→ Work order: Look through the records and copy each line with the string "JSON" in it.

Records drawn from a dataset
::::::
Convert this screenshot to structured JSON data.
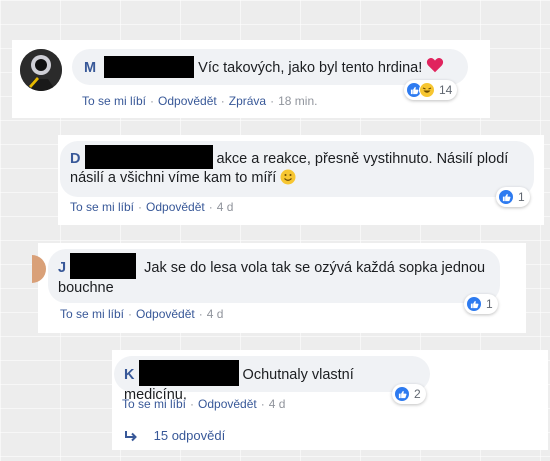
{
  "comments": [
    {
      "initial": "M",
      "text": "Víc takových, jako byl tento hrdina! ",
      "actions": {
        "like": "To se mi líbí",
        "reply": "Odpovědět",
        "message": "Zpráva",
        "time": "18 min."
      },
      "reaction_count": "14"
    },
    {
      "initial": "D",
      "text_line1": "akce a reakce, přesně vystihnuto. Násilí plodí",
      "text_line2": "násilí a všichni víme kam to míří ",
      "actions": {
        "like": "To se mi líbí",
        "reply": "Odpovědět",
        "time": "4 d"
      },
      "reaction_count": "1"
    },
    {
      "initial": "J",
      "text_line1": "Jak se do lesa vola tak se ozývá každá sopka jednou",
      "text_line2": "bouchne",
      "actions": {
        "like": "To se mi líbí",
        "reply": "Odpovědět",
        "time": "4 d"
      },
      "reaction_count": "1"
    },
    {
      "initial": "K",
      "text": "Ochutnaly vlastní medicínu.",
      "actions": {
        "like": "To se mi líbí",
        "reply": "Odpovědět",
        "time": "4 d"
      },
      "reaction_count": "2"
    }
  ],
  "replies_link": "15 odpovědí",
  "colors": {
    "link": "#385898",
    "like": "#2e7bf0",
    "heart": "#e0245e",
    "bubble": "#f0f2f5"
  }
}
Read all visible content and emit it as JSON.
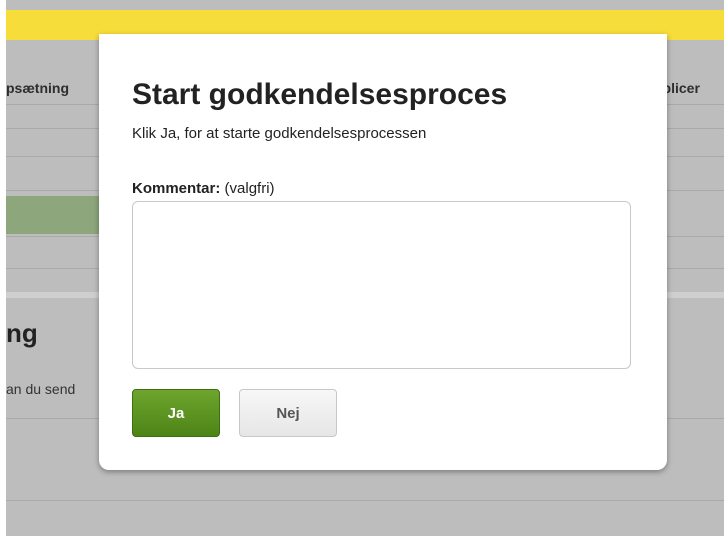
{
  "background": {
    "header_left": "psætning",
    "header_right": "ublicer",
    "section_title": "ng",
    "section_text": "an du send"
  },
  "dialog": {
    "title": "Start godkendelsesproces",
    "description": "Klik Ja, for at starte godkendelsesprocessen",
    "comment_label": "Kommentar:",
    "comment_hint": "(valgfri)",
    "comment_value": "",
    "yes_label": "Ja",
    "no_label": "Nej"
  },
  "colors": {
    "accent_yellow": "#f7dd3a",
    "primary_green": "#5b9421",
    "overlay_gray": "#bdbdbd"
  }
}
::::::
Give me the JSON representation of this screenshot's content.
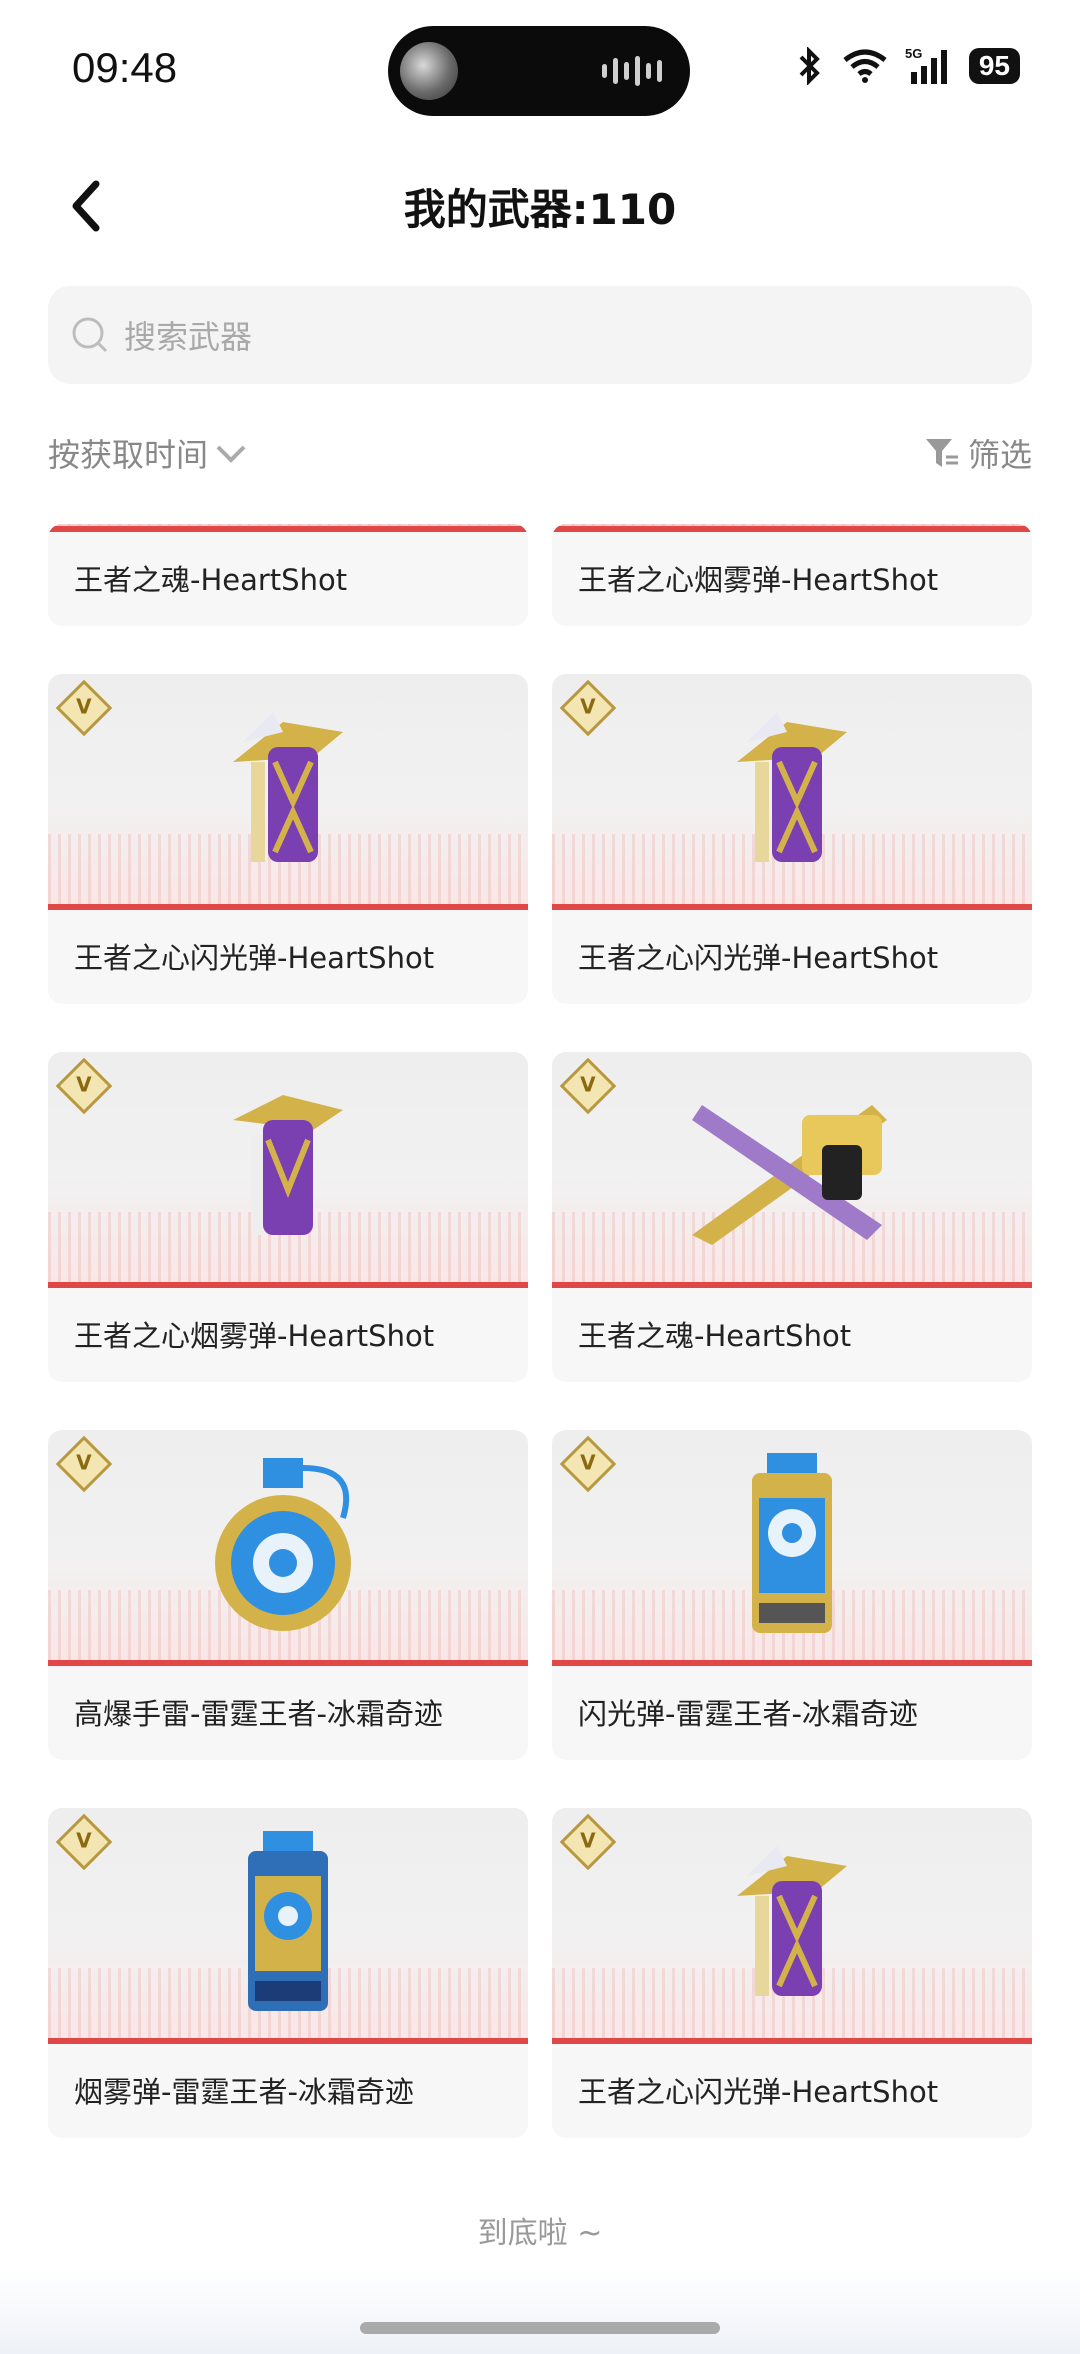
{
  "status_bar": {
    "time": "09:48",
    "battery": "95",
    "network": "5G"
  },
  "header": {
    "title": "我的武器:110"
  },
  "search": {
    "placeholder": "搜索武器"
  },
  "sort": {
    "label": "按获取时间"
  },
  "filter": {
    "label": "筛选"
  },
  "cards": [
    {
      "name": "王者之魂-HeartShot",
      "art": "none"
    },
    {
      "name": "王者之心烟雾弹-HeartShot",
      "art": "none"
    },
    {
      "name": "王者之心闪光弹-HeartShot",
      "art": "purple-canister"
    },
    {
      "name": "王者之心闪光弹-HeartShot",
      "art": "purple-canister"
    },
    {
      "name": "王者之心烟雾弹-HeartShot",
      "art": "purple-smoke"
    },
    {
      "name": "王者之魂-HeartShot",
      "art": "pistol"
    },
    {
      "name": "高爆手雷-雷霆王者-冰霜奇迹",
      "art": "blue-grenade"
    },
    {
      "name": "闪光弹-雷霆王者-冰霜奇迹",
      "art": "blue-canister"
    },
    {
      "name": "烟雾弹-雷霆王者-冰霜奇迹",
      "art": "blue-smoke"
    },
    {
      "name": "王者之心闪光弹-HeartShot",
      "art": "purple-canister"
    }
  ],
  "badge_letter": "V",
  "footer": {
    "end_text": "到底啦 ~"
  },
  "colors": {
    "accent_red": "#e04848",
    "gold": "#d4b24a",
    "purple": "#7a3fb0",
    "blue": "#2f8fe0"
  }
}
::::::
→ Task solution:
Convert this screenshot to structured JSON data.
Read all visible content and emit it as JSON.
Give me the JSON representation of this screenshot's content.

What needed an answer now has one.